Lift out all lines below that contain "value".

_Data extract_
=== Begin Enclosure ===

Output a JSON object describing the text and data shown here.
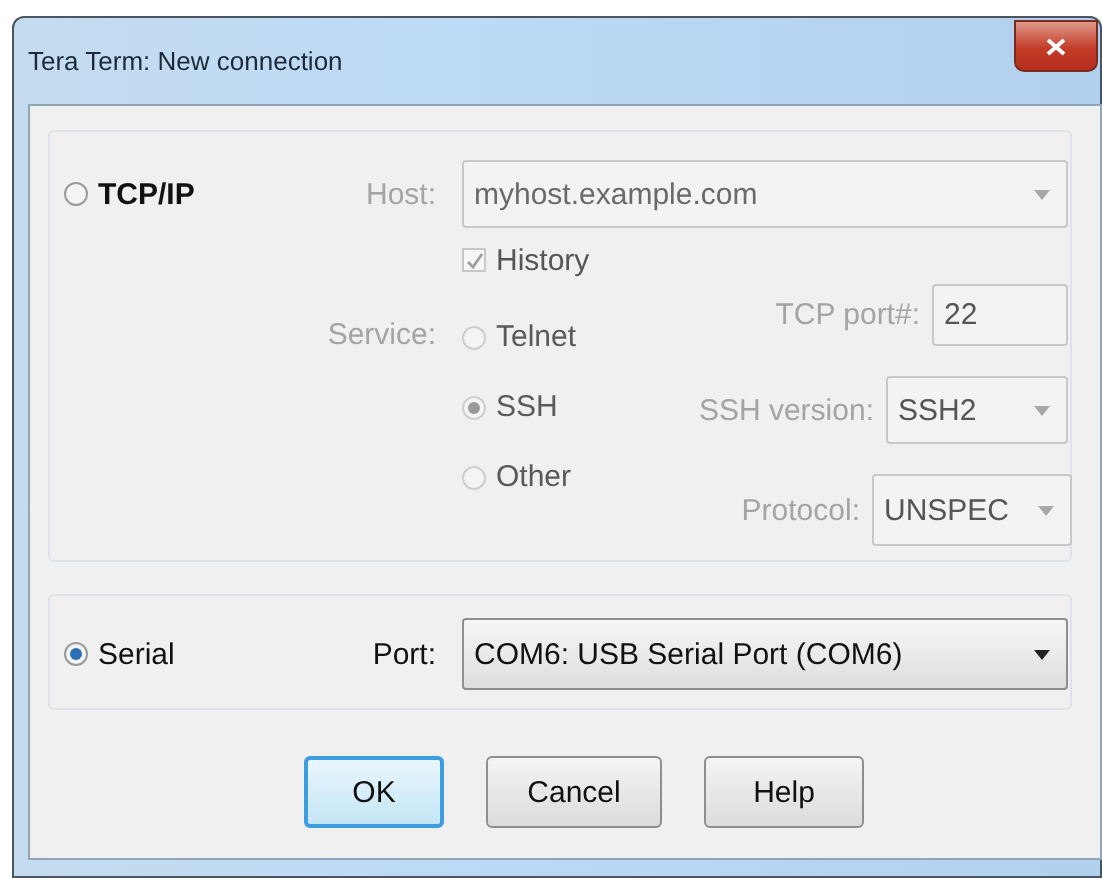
{
  "window": {
    "title": "Tera Term: New connection"
  },
  "tcpip": {
    "label": "TCP/IP",
    "selected": false,
    "disabled": true,
    "host": {
      "label": "Host:",
      "value": "myhost.example.com"
    },
    "history": {
      "label": "History",
      "checked": true
    },
    "service": {
      "label": "Service:",
      "options": [
        {
          "label": "Telnet",
          "selected": false
        },
        {
          "label": "SSH",
          "selected": true
        },
        {
          "label": "Other",
          "selected": false
        }
      ]
    },
    "settings": [
      {
        "kind": "field",
        "label": "TCP port#:",
        "value": "22"
      },
      {
        "kind": "select",
        "label": "SSH version:",
        "value": "SSH2"
      },
      {
        "kind": "select",
        "label": "Protocol:",
        "value": "UNSPEC"
      }
    ]
  },
  "serial": {
    "label": "Serial",
    "selected": true,
    "disabled": false,
    "port": {
      "label": "Port:",
      "value": "COM6: USB Serial Port (COM6)"
    }
  },
  "buttons": [
    {
      "label": "OK",
      "default": true
    },
    {
      "label": "Cancel",
      "default": false
    },
    {
      "label": "Help",
      "default": false
    }
  ]
}
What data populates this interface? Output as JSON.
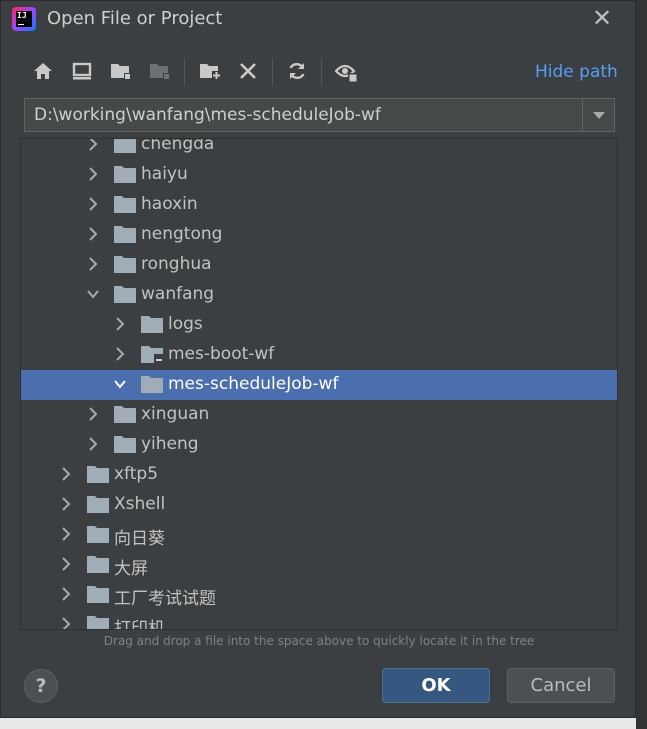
{
  "window": {
    "title": "Open File or Project",
    "close_glyph": "✕"
  },
  "toolbar": {
    "icons": [
      "home-icon",
      "desktop-icon",
      "project-folder-icon",
      "module-folder-icon",
      "new-folder-icon",
      "delete-icon",
      "refresh-icon",
      "show-hidden-icon"
    ],
    "hide_path_label": "Hide path"
  },
  "path": {
    "value": "D:\\working\\wanfang\\mes-scheduleJob-wf"
  },
  "tree": {
    "items": [
      {
        "label": "chengda",
        "expanded": false,
        "selected": false
      },
      {
        "label": "haiyu",
        "expanded": false,
        "selected": false
      },
      {
        "label": "haoxin",
        "expanded": false,
        "selected": false
      },
      {
        "label": "nengtong",
        "expanded": false,
        "selected": false
      },
      {
        "label": "ronghua",
        "expanded": false,
        "selected": false
      },
      {
        "label": "wanfang",
        "expanded": true,
        "selected": false
      },
      {
        "label": "logs",
        "expanded": false,
        "selected": false
      },
      {
        "label": "mes-boot-wf",
        "expanded": false,
        "selected": false
      },
      {
        "label": "mes-scheduleJob-wf",
        "expanded": true,
        "selected": true
      },
      {
        "label": "xinguan",
        "expanded": false,
        "selected": false
      },
      {
        "label": "yiheng",
        "expanded": false,
        "selected": false
      },
      {
        "label": "xftp5",
        "expanded": false,
        "selected": false
      },
      {
        "label": "Xshell",
        "expanded": false,
        "selected": false
      },
      {
        "label": "向日葵",
        "expanded": false,
        "selected": false
      },
      {
        "label": "大屏",
        "expanded": false,
        "selected": false
      },
      {
        "label": "工厂考试试题",
        "expanded": false,
        "selected": false
      },
      {
        "label": "打印机",
        "expanded": false,
        "selected": false
      }
    ]
  },
  "hint": "Drag and drop a file into the space above to quickly locate it in the tree",
  "buttons": {
    "help": "?",
    "ok": "OK",
    "cancel": "Cancel"
  },
  "colors": {
    "selection": "#4b6eaf",
    "link": "#589df6",
    "folder": "#a0adb7",
    "ok_button": "#365880",
    "background": "#3c3f41"
  }
}
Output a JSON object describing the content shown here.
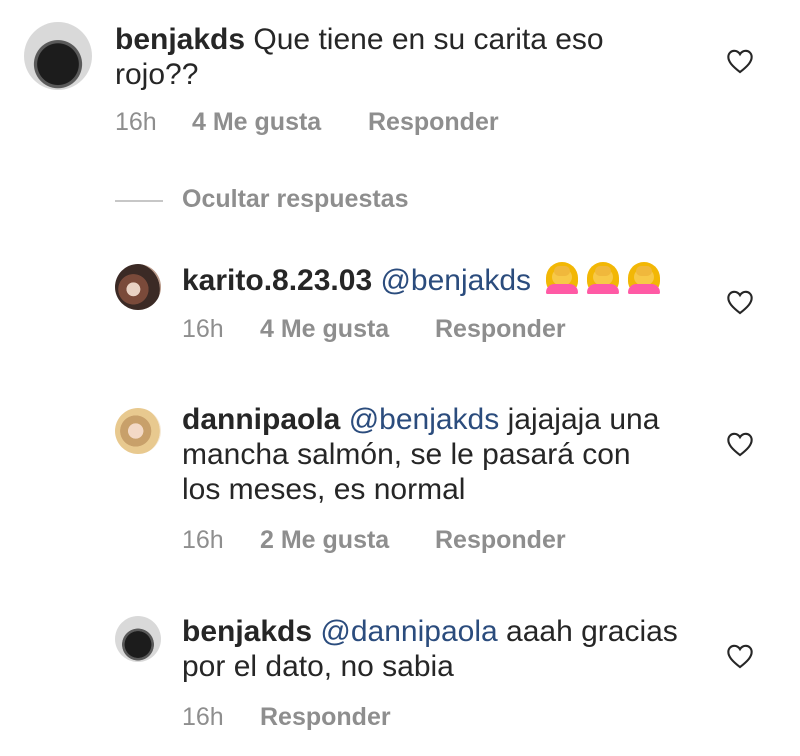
{
  "comments": [
    {
      "username": "benjakds",
      "mention": "",
      "text": "Que tiene en su carita eso",
      "text_line2": "rojo??",
      "time": "16h",
      "likes": "4 Me gusta",
      "reply_label": "Responder"
    },
    {
      "username": "karito.8.23.03",
      "mention": "@benjakds",
      "text": "",
      "emoji": [
        "woman-facepalming-emoji",
        "woman-facepalming-emoji",
        "woman-facepalming-emoji"
      ],
      "time": "16h",
      "likes": "4 Me gusta",
      "reply_label": "Responder"
    },
    {
      "username": "dannipaola",
      "mention": "@benjakds",
      "text": "jajajaja una",
      "text_line2": "mancha salmón, se le pasará con",
      "text_line3": "los meses, es normal",
      "time": "16h",
      "likes": "2 Me gusta",
      "reply_label": "Responder"
    },
    {
      "username": "benjakds",
      "mention": "@dannipaola",
      "text": "aaah gracias",
      "text_line2": "por el dato, no sabia",
      "time": "16h",
      "reply_label": "Responder"
    }
  ],
  "hide_replies_label": "Ocultar respuestas",
  "icons": {
    "like": "heart-outline-icon"
  },
  "colors": {
    "text": "#262626",
    "meta": "#8e8e8e",
    "mention": "#2b4c7d",
    "divider": "#c7c7c7"
  }
}
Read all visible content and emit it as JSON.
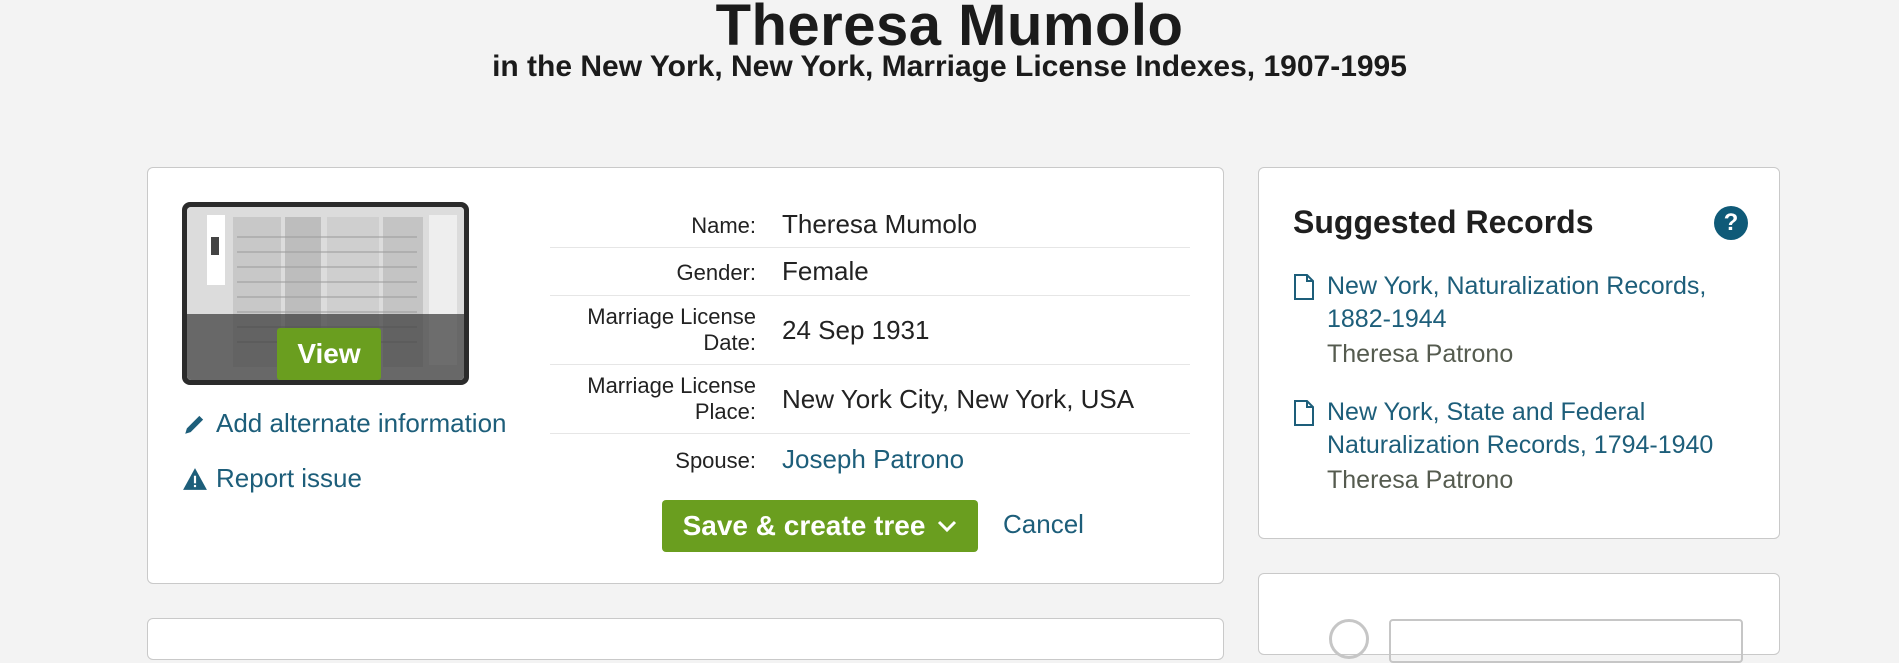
{
  "page": {
    "title": "Theresa Mumolo",
    "subtitle": "in the New York, New York, Marriage License Indexes, 1907-1995"
  },
  "record": {
    "view_label": "View",
    "add_alternate_label": "Add alternate information",
    "report_issue_label": "Report issue",
    "facts": [
      {
        "label": "Name:",
        "value": "Theresa Mumolo"
      },
      {
        "label": "Gender:",
        "value": "Female"
      },
      {
        "label": "Marriage License Date:",
        "value": "24 Sep 1931"
      },
      {
        "label": "Marriage License Place:",
        "value": "New York City, New York, USA"
      },
      {
        "label": "Spouse:",
        "value": "Joseph Patrono"
      }
    ],
    "save_label": "Save & create tree",
    "cancel_label": "Cancel"
  },
  "suggested": {
    "title": "Suggested Records",
    "help_label": "?",
    "records": [
      {
        "title": "New York, Naturalization Records, 1882-1944",
        "person": "Theresa Patrono"
      },
      {
        "title": "New York, State and Federal Naturalization Records, 1794-1940",
        "person": "Theresa Patrono"
      }
    ]
  },
  "colors": {
    "accent_green": "#6a9e1f",
    "link_blue": "#1d5e7a",
    "background": "#f3f3f3"
  }
}
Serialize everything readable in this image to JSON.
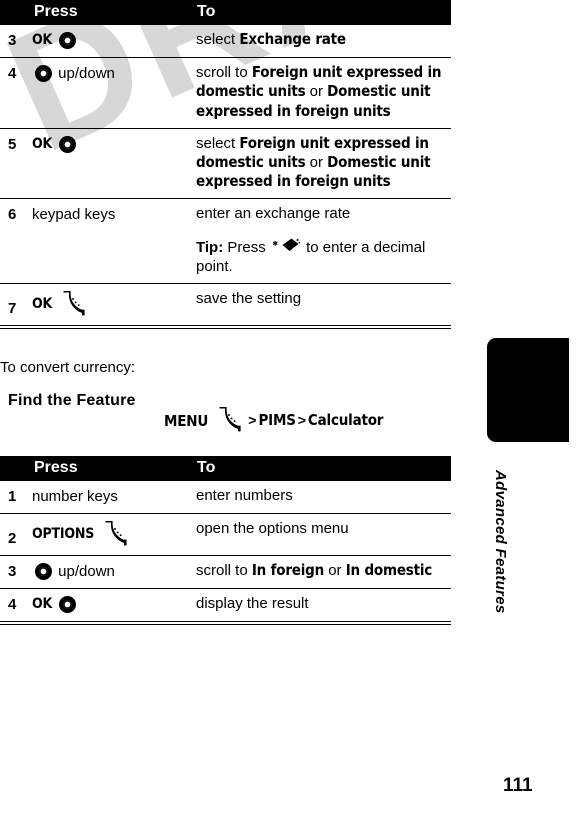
{
  "watermark": {
    "text": "DRAFT"
  },
  "table1": {
    "name": "exchange-rate-procedure-table",
    "headers": {
      "num": "",
      "press": "Press",
      "to": "To"
    },
    "rows": [
      {
        "num": "3",
        "press_text": "OK",
        "press_icon": "nav-key-icon",
        "to_prefix": "select ",
        "to_ui": "Exchange rate",
        "to_suffix": ""
      },
      {
        "num": "4",
        "press_text": "up/down",
        "press_icon": "nav-key-icon",
        "to_prefix": "scroll to ",
        "to_ui": "Foreign unit expressed in domestic units",
        "to_mid": " or ",
        "to_ui2": "Domestic unit expressed in foreign units"
      },
      {
        "num": "5",
        "press_text": "OK",
        "press_icon": "nav-key-icon",
        "to_prefix": "select ",
        "to_ui": "Foreign unit expressed in domestic units",
        "to_mid": " or ",
        "to_ui2": "Domestic unit expressed in foreign units"
      },
      {
        "num": "6",
        "press_text": "keypad keys",
        "press_icon": "",
        "to_prefix": "enter an exchange rate",
        "tip_label": "Tip:",
        "tip_before": " Press ",
        "tip_icon": "star-key-icon",
        "tip_after": " to enter a decimal point."
      },
      {
        "num": "7",
        "press_text": "OK",
        "press_icon": "soft-key-icon",
        "to_prefix": "save the setting",
        "to_ui": ""
      }
    ]
  },
  "intro": {
    "lead": "To convert currency:",
    "find_label": "Find the Feature",
    "path_menu": "MENU",
    "path_icon": "soft-key-icon",
    "path_sep1": ">",
    "path_item1": "PIMS",
    "path_sep2": ">",
    "path_item2": "Calculator"
  },
  "table2": {
    "name": "convert-currency-procedure-table",
    "headers": {
      "num": "",
      "press": "Press",
      "to": "To"
    },
    "rows": [
      {
        "num": "1",
        "press_text": "number keys",
        "press_icon": "",
        "to_prefix": "enter numbers"
      },
      {
        "num": "2",
        "press_text": "OPTIONS",
        "press_icon": "soft-key-icon",
        "to_prefix": "open the options menu"
      },
      {
        "num": "3",
        "press_text": "up/down",
        "press_icon": "nav-key-icon",
        "to_prefix": "scroll to ",
        "to_ui": "In foreign",
        "to_mid": " or ",
        "to_ui2": "In domestic"
      },
      {
        "num": "4",
        "press_text": "OK",
        "press_icon": "nav-key-icon",
        "to_prefix": "display the result"
      }
    ]
  },
  "sidebar": {
    "tab_label": "Advanced Features",
    "page_number": "111"
  },
  "colors": {
    "header_bg": "#000000",
    "header_fg": "#ffffff",
    "rule": "#000000",
    "watermark": "#d7d7d7",
    "page_bg": "#ffffff"
  }
}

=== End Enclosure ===

_Solution to this task_
      "value": "myhost.example.com"
        "value": "22"
        "value": "SSH2"
        "value": "UNSPEC"
      "value": "COM6: USB Serial Port (COM6)"
    "value": "D:\\working\\wanfang\\mes-scheduleJob-wf"
        "value": "Theresa Mumolo"
        "value": "Female"
        "value": "24 Sep 1931"
        "value": "New York City, New York, USA"
        "value": "Joseph Patrono"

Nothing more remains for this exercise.